Aim of the task
Make a verbatim copy of the records; pictures stay out.

Excerpted records
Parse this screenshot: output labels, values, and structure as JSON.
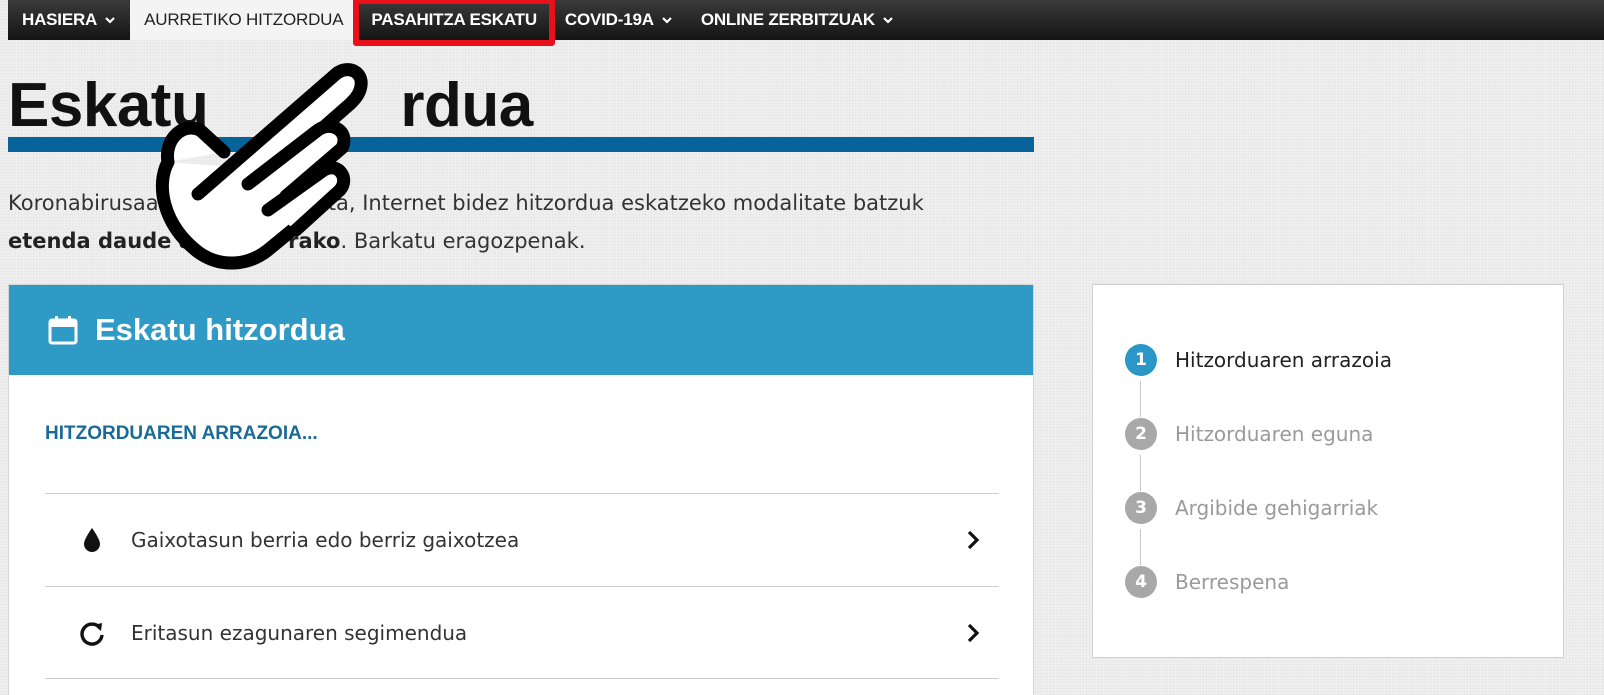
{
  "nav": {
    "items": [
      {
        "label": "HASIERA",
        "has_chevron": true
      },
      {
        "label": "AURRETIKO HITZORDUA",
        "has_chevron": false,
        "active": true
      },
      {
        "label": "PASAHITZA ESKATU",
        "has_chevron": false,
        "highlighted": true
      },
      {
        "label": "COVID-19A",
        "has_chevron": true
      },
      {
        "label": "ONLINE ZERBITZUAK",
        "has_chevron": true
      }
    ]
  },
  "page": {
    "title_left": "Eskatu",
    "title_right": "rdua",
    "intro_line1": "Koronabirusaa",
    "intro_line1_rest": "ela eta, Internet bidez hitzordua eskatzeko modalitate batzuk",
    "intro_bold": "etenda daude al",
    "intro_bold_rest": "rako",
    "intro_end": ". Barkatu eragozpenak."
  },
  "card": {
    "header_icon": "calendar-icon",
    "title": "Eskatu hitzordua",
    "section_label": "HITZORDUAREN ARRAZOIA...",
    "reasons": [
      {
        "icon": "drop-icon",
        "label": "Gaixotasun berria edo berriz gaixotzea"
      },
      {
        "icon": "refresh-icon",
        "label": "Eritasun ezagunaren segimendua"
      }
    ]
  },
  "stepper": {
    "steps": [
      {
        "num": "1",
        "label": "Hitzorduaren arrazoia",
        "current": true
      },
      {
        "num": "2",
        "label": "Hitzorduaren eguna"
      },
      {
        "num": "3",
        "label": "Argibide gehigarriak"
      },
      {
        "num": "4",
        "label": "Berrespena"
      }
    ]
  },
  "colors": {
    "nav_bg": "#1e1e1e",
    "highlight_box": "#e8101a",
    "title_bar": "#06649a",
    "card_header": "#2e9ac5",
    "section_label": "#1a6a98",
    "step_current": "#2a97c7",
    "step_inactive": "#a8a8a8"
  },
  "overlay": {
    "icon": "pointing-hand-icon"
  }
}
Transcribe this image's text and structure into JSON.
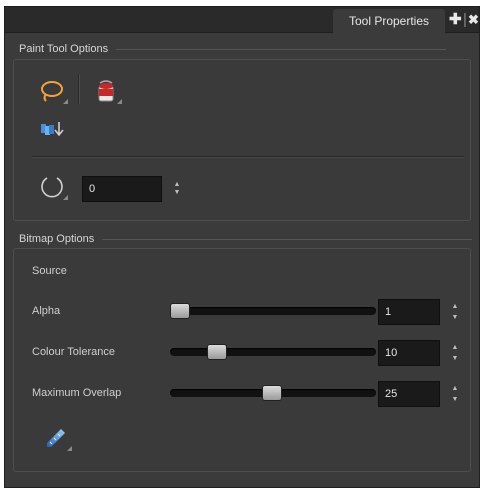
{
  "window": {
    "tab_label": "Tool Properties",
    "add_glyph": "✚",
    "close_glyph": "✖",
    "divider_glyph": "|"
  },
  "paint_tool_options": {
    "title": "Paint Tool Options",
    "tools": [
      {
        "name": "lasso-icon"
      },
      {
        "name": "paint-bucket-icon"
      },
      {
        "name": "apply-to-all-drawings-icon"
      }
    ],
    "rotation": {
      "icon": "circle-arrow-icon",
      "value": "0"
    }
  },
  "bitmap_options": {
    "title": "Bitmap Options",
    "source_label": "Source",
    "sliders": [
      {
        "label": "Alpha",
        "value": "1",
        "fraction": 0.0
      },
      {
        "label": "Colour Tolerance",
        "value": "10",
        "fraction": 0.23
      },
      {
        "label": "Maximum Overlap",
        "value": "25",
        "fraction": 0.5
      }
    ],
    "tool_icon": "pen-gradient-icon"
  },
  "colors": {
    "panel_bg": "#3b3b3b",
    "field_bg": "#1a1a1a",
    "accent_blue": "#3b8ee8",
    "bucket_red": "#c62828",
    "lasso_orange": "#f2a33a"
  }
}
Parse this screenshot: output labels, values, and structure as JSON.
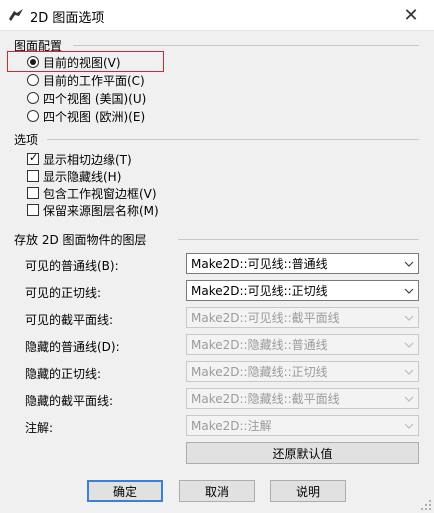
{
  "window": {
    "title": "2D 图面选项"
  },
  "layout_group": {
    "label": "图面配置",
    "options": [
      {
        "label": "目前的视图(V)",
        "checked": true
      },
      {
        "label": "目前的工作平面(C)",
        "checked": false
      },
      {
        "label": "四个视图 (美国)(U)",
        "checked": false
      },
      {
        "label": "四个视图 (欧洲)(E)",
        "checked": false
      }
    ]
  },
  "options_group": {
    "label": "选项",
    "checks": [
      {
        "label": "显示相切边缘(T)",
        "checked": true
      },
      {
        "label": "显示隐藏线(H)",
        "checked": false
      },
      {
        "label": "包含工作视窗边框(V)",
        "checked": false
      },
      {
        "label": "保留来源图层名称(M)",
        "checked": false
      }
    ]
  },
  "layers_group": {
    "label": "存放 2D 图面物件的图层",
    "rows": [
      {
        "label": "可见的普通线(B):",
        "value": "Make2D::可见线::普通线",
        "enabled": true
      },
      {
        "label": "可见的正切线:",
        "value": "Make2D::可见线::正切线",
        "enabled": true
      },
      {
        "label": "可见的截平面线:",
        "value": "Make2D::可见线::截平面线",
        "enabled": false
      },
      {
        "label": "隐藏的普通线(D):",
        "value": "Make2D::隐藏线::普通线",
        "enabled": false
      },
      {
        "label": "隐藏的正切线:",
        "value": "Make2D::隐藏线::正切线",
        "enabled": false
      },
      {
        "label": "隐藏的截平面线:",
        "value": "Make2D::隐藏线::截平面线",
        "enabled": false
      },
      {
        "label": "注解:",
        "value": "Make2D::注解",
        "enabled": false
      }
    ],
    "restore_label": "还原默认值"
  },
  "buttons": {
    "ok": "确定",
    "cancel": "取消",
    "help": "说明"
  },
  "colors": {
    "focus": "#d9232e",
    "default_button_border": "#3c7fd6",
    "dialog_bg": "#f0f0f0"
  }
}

Written reply
Parse this screenshot: output labels, values, and structure as JSON.
{
  "nav": {
    "items": [
      {
        "label": "HASIERA",
        "has_chevron": true
      },
      {
        "label": "AURRETIKO HITZORDUA",
        "has_chevron": false,
        "active": true
      },
      {
        "label": "PASAHITZA ESKATU",
        "has_chevron": false,
        "highlighted": true
      },
      {
        "label": "COVID-19A",
        "has_chevron": true
      },
      {
        "label": "ONLINE ZERBITZUAK",
        "has_chevron": true
      }
    ]
  },
  "page": {
    "title_left": "Eskatu",
    "title_right": "rdua",
    "intro_line1": "Koronabirusaa",
    "intro_line1_rest": "ela eta, Internet bidez hitzordua eskatzeko modalitate batzuk",
    "intro_bold": "etenda daude al",
    "intro_bold_rest": "rako",
    "intro_end": ". Barkatu eragozpenak."
  },
  "card": {
    "header_icon": "calendar-icon",
    "title": "Eskatu hitzordua",
    "section_label": "HITZORDUAREN ARRAZOIA...",
    "reasons": [
      {
        "icon": "drop-icon",
        "label": "Gaixotasun berria edo berriz gaixotzea"
      },
      {
        "icon": "refresh-icon",
        "label": "Eritasun ezagunaren segimendua"
      }
    ]
  },
  "stepper": {
    "steps": [
      {
        "num": "1",
        "label": "Hitzorduaren arrazoia",
        "current": true
      },
      {
        "num": "2",
        "label": "Hitzorduaren eguna"
      },
      {
        "num": "3",
        "label": "Argibide gehigarriak"
      },
      {
        "num": "4",
        "label": "Berrespena"
      }
    ]
  },
  "colors": {
    "nav_bg": "#1e1e1e",
    "highlight_box": "#e8101a",
    "title_bar": "#06649a",
    "card_header": "#2e9ac5",
    "section_label": "#1a6a98",
    "step_current": "#2a97c7",
    "step_inactive": "#a8a8a8"
  },
  "overlay": {
    "icon": "pointing-hand-icon"
  }
}
Transcribe this image's text and structure into JSON.
{
  "window": {
    "tab_label": "Tool Properties",
    "add_glyph": "✚",
    "close_glyph": "✖",
    "divider_glyph": "|"
  },
  "paint_tool_options": {
    "title": "Paint Tool Options",
    "tools": [
      {
        "name": "lasso-icon"
      },
      {
        "name": "paint-bucket-icon"
      },
      {
        "name": "apply-to-all-drawings-icon"
      }
    ],
    "rotation": {
      "icon": "circle-arrow-icon",
      "value": "0"
    }
  },
  "bitmap_options": {
    "title": "Bitmap Options",
    "source_label": "Source",
    "sliders": [
      {
        "label": "Alpha",
        "value": "1",
        "fraction": 0.0
      },
      {
        "label": "Colour Tolerance",
        "value": "10",
        "fraction": 0.23
      },
      {
        "label": "Maximum Overlap",
        "value": "25",
        "fraction": 0.5
      }
    ],
    "tool_icon": "pen-gradient-icon"
  },
  "colors": {
    "panel_bg": "#3b3b3b",
    "field_bg": "#1a1a1a",
    "accent_blue": "#3b8ee8",
    "bucket_red": "#c62828",
    "lasso_orange": "#f2a33a"
  }
}
Parse this screenshot: output labels, values, and structure as JSON.
{
  "window": {
    "title": "2D 图面选项"
  },
  "layout_group": {
    "label": "图面配置",
    "options": [
      {
        "label": "目前的视图(V)",
        "checked": true
      },
      {
        "label": "目前的工作平面(C)",
        "checked": false
      },
      {
        "label": "四个视图 (美国)(U)",
        "checked": false
      },
      {
        "label": "四个视图 (欧洲)(E)",
        "checked": false
      }
    ]
  },
  "options_group": {
    "label": "选项",
    "checks": [
      {
        "label": "显示相切边缘(T)",
        "checked": true
      },
      {
        "label": "显示隐藏线(H)",
        "checked": false
      },
      {
        "label": "包含工作视窗边框(V)",
        "checked": false
      },
      {
        "label": "保留来源图层名称(M)",
        "checked": false
      }
    ]
  },
  "layers_group": {
    "label": "存放 2D 图面物件的图层",
    "rows": [
      {
        "label": "可见的普通线(B):",
        "value": "Make2D::可见线::普通线",
        "enabled": true
      },
      {
        "label": "可见的正切线:",
        "value": "Make2D::可见线::正切线",
        "enabled": true
      },
      {
        "label": "可见的截平面线:",
        "value": "Make2D::可见线::截平面线",
        "enabled": false
      },
      {
        "label": "隐藏的普通线(D):",
        "value": "Make2D::隐藏线::普通线",
        "enabled": false
      },
      {
        "label": "隐藏的正切线:",
        "value": "Make2D::隐藏线::正切线",
        "enabled": false
      },
      {
        "label": "隐藏的截平面线:",
        "value": "Make2D::隐藏线::截平面线",
        "enabled": false
      },
      {
        "label": "注解:",
        "value": "Make2D::注解",
        "enabled": false
      }
    ],
    "restore_label": "还原默认值"
  },
  "buttons": {
    "ok": "确定",
    "cancel": "取消",
    "help": "说明"
  },
  "colors": {
    "focus": "#d9232e",
    "default_button_border": "#3c7fd6",
    "dialog_bg": "#f0f0f0"
  }
}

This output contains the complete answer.